I ended up doing this kind of thing several times, and eventually I realized I was unconsciously building an entirely new magic system that underlies the whole series, empowering everything. None of that stuff was in my original outline or plan. It had all arisen organically because of things I had added—just because they were awesome.

I figured out what they were for later.

Backshadowing on purpose

After a while, I began to catch on that this was a technique I was accidentally using, but that was very powerful.

So I started doing it on purpose.

It got to the point that in the Epilogue, I wrote several totally random things which had no known purpose. They just seemed cool. They fit. And guess what? My outlines for books 2 and 3 now take those things into account—and they’re very cool.

It makes me look really good at foreshadowing. But, in fact, some of this wasn’t on purpose at all.

The pitfall
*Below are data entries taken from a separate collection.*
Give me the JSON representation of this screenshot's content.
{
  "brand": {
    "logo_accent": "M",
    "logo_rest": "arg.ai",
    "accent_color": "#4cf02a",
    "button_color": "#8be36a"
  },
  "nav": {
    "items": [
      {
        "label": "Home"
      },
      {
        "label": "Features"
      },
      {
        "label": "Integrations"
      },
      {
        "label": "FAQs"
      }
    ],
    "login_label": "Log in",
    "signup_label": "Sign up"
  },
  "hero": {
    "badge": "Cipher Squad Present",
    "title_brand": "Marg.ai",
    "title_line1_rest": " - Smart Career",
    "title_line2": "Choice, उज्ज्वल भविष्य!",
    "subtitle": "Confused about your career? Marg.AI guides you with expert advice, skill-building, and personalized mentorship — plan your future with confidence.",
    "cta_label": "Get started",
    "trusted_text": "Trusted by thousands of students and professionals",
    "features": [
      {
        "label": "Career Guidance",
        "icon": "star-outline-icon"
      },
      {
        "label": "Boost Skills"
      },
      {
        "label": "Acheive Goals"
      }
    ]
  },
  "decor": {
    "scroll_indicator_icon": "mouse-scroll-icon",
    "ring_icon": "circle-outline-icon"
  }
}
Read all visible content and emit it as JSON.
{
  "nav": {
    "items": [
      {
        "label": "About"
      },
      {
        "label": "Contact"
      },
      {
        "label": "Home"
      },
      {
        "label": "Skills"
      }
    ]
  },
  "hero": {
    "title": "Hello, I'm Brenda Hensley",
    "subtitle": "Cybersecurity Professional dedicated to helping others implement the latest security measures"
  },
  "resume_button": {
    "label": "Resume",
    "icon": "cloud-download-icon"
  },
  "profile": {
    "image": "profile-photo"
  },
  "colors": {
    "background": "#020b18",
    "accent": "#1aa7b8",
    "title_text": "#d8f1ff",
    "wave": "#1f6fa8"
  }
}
The one thing you can’t do—and this is very important—is forget about the new things you’re adding. If you add them and then forget, you’re making a very newbie mistake. You’re creating what is often called a smoking gun, or what I like to refer to as a dangler. It’s a thread that dangles, having no purpose.

Don’t do this.

But don’t be too afraid. You can clean up danglers when you revise. In fact, that’s one of the essential things you must do during revision.

Try it

As you’re writing, try letting yourself explore a bit. Don’t be afraid to introduce new mechanics, new settings, new mysteries, without having any idea what they are. But remember them, because the real magic happens later, when you develop those things into what they are, what they mean.

It’s surprisingly easy, as long as the things you introduce are true to your characters and your world.

And you might end up with something super awesome, without knowing it in advance.